(WHAT TO PRODUCE)
Would you write out the listing verbatim and skip every picture in it?

(RECORDS SUPPLIED)
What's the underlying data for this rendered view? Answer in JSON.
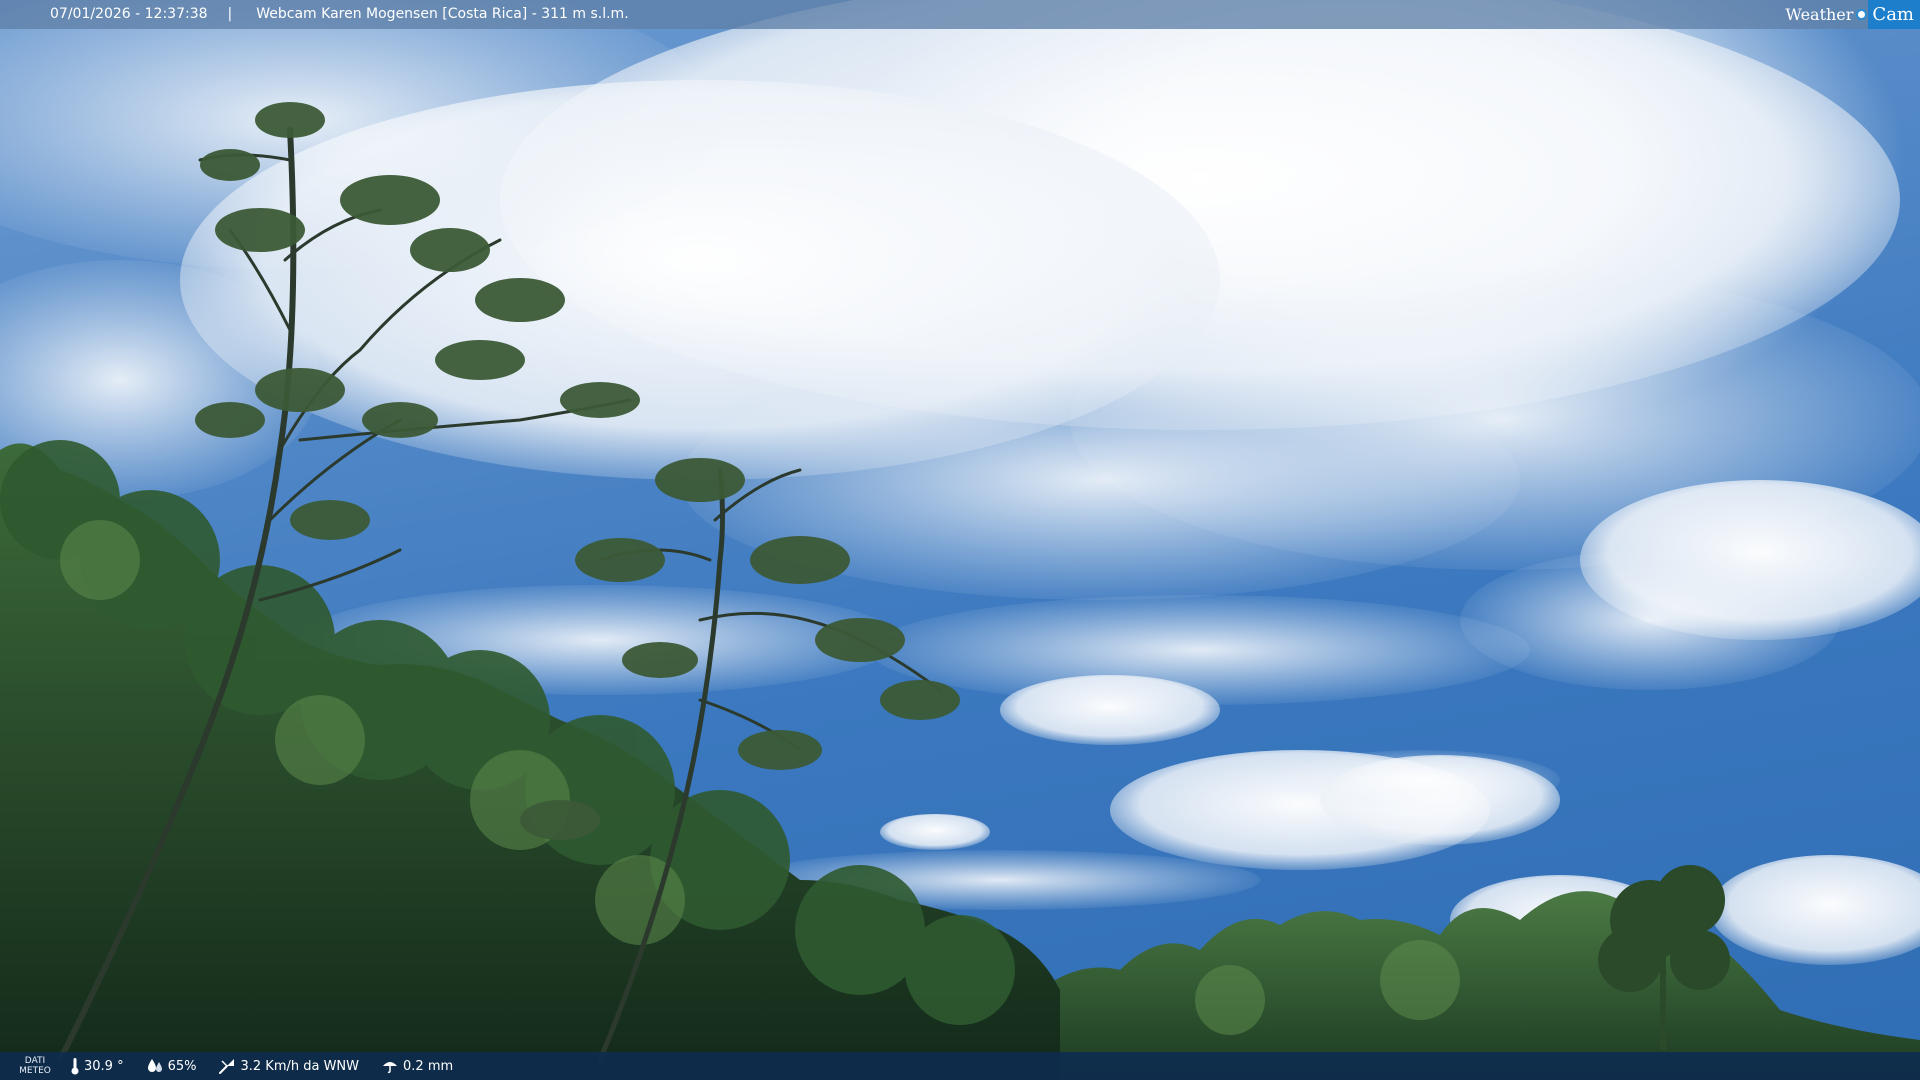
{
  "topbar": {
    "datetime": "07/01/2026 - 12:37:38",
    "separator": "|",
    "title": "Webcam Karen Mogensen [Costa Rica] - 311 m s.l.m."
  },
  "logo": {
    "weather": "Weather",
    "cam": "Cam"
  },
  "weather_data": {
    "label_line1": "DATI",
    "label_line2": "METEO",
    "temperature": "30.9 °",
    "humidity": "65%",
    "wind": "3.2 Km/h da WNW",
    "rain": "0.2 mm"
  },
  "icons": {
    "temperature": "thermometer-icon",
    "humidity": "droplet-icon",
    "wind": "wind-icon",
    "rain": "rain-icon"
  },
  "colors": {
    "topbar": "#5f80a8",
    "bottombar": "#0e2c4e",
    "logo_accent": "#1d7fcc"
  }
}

(REPLY TO THE TASK)
What's the underlying data for this rendered view? Answer in JSON.
{
  "topbar": {
    "datetime": "07/01/2026 - 12:37:38",
    "separator": "|",
    "title": "Webcam Karen Mogensen [Costa Rica] - 311 m s.l.m."
  },
  "logo": {
    "weather": "Weather",
    "cam": "Cam"
  },
  "weather_data": {
    "label_line1": "DATI",
    "label_line2": "METEO",
    "temperature": "30.9 °",
    "humidity": "65%",
    "wind": "3.2 Km/h da WNW",
    "rain": "0.2 mm"
  },
  "icons": {
    "temperature": "thermometer-icon",
    "humidity": "droplet-icon",
    "wind": "wind-icon",
    "rain": "rain-icon"
  },
  "colors": {
    "topbar": "#5f80a8",
    "bottombar": "#0e2c4e",
    "logo_accent": "#1d7fcc"
  }
}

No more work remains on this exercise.